Poi Traditional Hawaiian Taro Root Dish
As head of CDS Foods in Montreal, Cesare Della Santina guides a company that sources quality products, including ginger and garlic, from around the world. Cesare Della Santina’s firm also imports a number of tropical specialty products, including dragon fruit, Asian pears, and taro root. Traditional to the Polynesian islands, taro maintains an integral role in the Hawaiian diet.
One of the early Hawaiian staples, poi is created by steaming the nutritious, starchy tuber and pounding it with wooden boards and stones. This crushing process is called poi via ku’I, and the end result is a purple-colored dish that resembles bread dough and has a mildly sweet flavor. Additional flavor can be obtained through a natural fermentation process over a couple days, which adds sourness.
For many decades, taro agriculture in Hawaii was in decline, as sugar plantations replaced traditional fields and less-nutritious potatoes took taro’s place. In recent years, awareness of the importance of taro, both as a source of nutrition and as a cultural ingredient, has come to the fore, and poi is again a common sight on many Hawaiian dinner tables.

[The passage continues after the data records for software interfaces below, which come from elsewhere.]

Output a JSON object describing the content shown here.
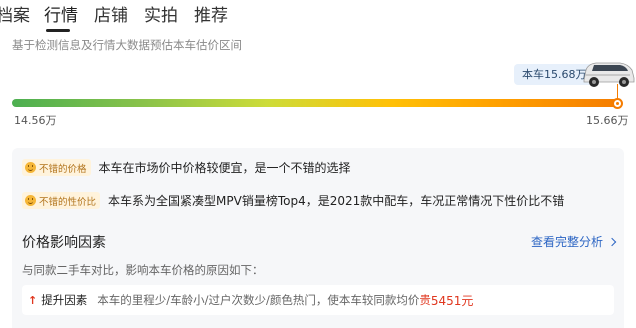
{
  "tabs": [
    {
      "label": "档案"
    },
    {
      "label": "行情"
    },
    {
      "label": "店铺"
    },
    {
      "label": "实拍"
    },
    {
      "label": "推荐"
    }
  ],
  "active_tab": "行情",
  "subtitle": "基于检测信息及行情大数据预估本车估价区间",
  "estimate": {
    "car_label": "本车15.68万",
    "min_label": "14.56万",
    "max_label": "15.66万",
    "position_fraction": 1.0
  },
  "highlights": [
    {
      "tag": "不错的价格",
      "text": "本车在市场价中价格较便宜，是一个不错的选择"
    },
    {
      "tag": "不错的性价比",
      "text": "本车系为全国紧凑型MPV销量榜Top4，是2021款中配车，车况正常情况下性价比不错"
    }
  ],
  "factors": {
    "title": "价格影响因素",
    "see_all": "查看完整分析",
    "description": "与同款二手车对比，影响本车价格的原因如下：",
    "items": [
      {
        "label": "提升因素",
        "text": "本车的里程少/车龄小/过户次数少/颜色热门，使本车较同款均价",
        "price_word": "贵",
        "amount": "5451元"
      }
    ]
  },
  "colors": {
    "accent_blue": "#2d66c4",
    "price_red": "#e0371f",
    "bar_start": "#4caf50",
    "bar_end": "#f57c00"
  }
}
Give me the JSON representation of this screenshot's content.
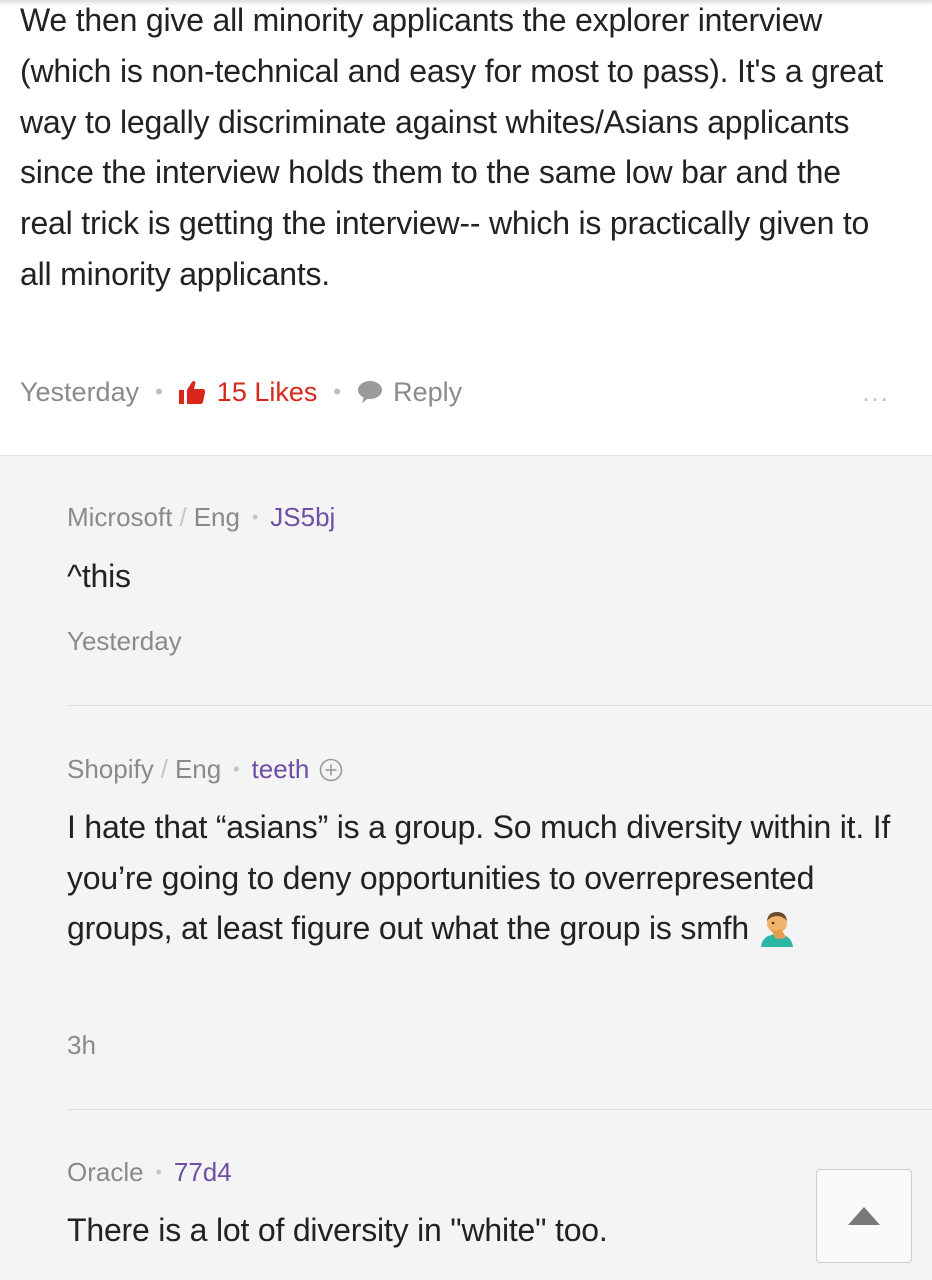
{
  "main_post": {
    "body": "We then give all minority applicants the explorer interview (which is non-technical and easy for most to pass). It's a great way to legally discriminate against whites/Asians applicants since the interview holds them to the same low bar and the real trick is getting the interview-- which is practically given to all minority applicants.",
    "time": "Yesterday",
    "likes": "15 Likes",
    "reply_label": "Reply",
    "more": "..."
  },
  "replies": [
    {
      "company": "Microsoft",
      "role": "Eng",
      "user": "JS5bj",
      "text": "^this",
      "time": "Yesterday"
    },
    {
      "company": "Shopify",
      "role": "Eng",
      "user": "teeth",
      "text": "I hate that “asians” is a group. So much diversity within it. If you’re going to deny opportunities to overrepresented groups, at least figure out what the group is smfh",
      "emoji": "man-facepalming-icon",
      "time": "3h"
    },
    {
      "company": "Oracle",
      "user": "77d4",
      "text": "There is a lot of diversity in \"white\" too."
    }
  ],
  "colors": {
    "like_red": "#d9261c",
    "username_purple": "#6e4fa5",
    "meta_gray": "#8a8a8a",
    "thread_background": "#f4f4f4"
  }
}
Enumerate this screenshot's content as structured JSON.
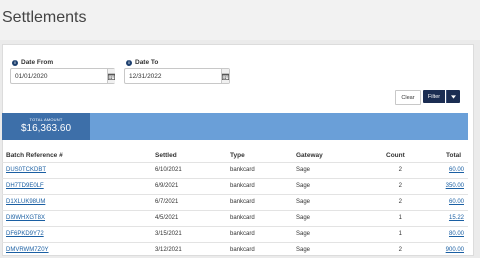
{
  "header": {
    "title": "Settlements"
  },
  "filters": {
    "date_from": {
      "label": "Date From",
      "value": "01/01/2020"
    },
    "date_to": {
      "label": "Date To",
      "value": "12/31/2022"
    },
    "clear_label": "Clear",
    "filter_label": "Filter"
  },
  "summary": {
    "total_label": "TOTAL AMOUNT",
    "total_value": "$16,363.60"
  },
  "table": {
    "columns": [
      "Batch Reference #",
      "Settled",
      "Type",
      "Gateway",
      "Count",
      "Total"
    ],
    "rows": [
      {
        "ref": "DUS0TCKDBT",
        "settled": "6/10/2021",
        "type": "bankcard",
        "gateway": "Sage",
        "count": "2",
        "total": "60.00"
      },
      {
        "ref": "DH7TD9E0LF",
        "settled": "6/9/2021",
        "type": "bankcard",
        "gateway": "Sage",
        "count": "2",
        "total": "350.00"
      },
      {
        "ref": "D1XLUK98UM",
        "settled": "6/7/2021",
        "type": "bankcard",
        "gateway": "Sage",
        "count": "2",
        "total": "60.00"
      },
      {
        "ref": "DI9WHXGT8X",
        "settled": "4/5/2021",
        "type": "bankcard",
        "gateway": "Sage",
        "count": "1",
        "total": "15.22"
      },
      {
        "ref": "DF6PKD9Y72",
        "settled": "3/15/2021",
        "type": "bankcard",
        "gateway": "Sage",
        "count": "1",
        "total": "80.00"
      },
      {
        "ref": "DMVRWM7Z0Y",
        "settled": "3/12/2021",
        "type": "bankcard",
        "gateway": "Sage",
        "count": "2",
        "total": "900.00"
      }
    ]
  },
  "colors": {
    "primary_button": "#1b2d52",
    "summary_bar": "#6a9fd8",
    "summary_total_box": "#3d6fa9",
    "link": "#1a5fa3"
  },
  "icons": {
    "info": "info-icon",
    "calendar": "calendar-icon",
    "caret": "caret-down-icon"
  }
}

Cesare Della Santina is a respected Montreal business owner who leads the fresh produce importer CDS Foods and sources fruits and vegetable from throughout Asia, North and South America, and Europe. Cesare Della Santina has expanded his company’s range of products throughout the years to include peeled garlic, taro, Asian pears, and ya pears.
Also known as the Tientsin and Chinese white pear, the ya pear is common in China’s Hebei province and has a similar pale golden color to that of the Japanese Pear. Unlike its rounder cousin, its shape most resembles the European pear.
Ya pears have a thin skin and a crisp texture and are commonly described as tasting like a combination of apple and pear. Made up of 90 percent water, ya pears feature a light, refreshing taste and provide a healthy amount of antioxidants such as copper and vitamin C. Like most pears, ya pears ripen from the inside and thus improve in taste and texture after picking. This gives them a lengthy shelf life and makes them ideal for shoppers who purchase fruits on a weekly basis. The high water content does mean that they are best eaten raw and are not usually recommended for pies or tarts.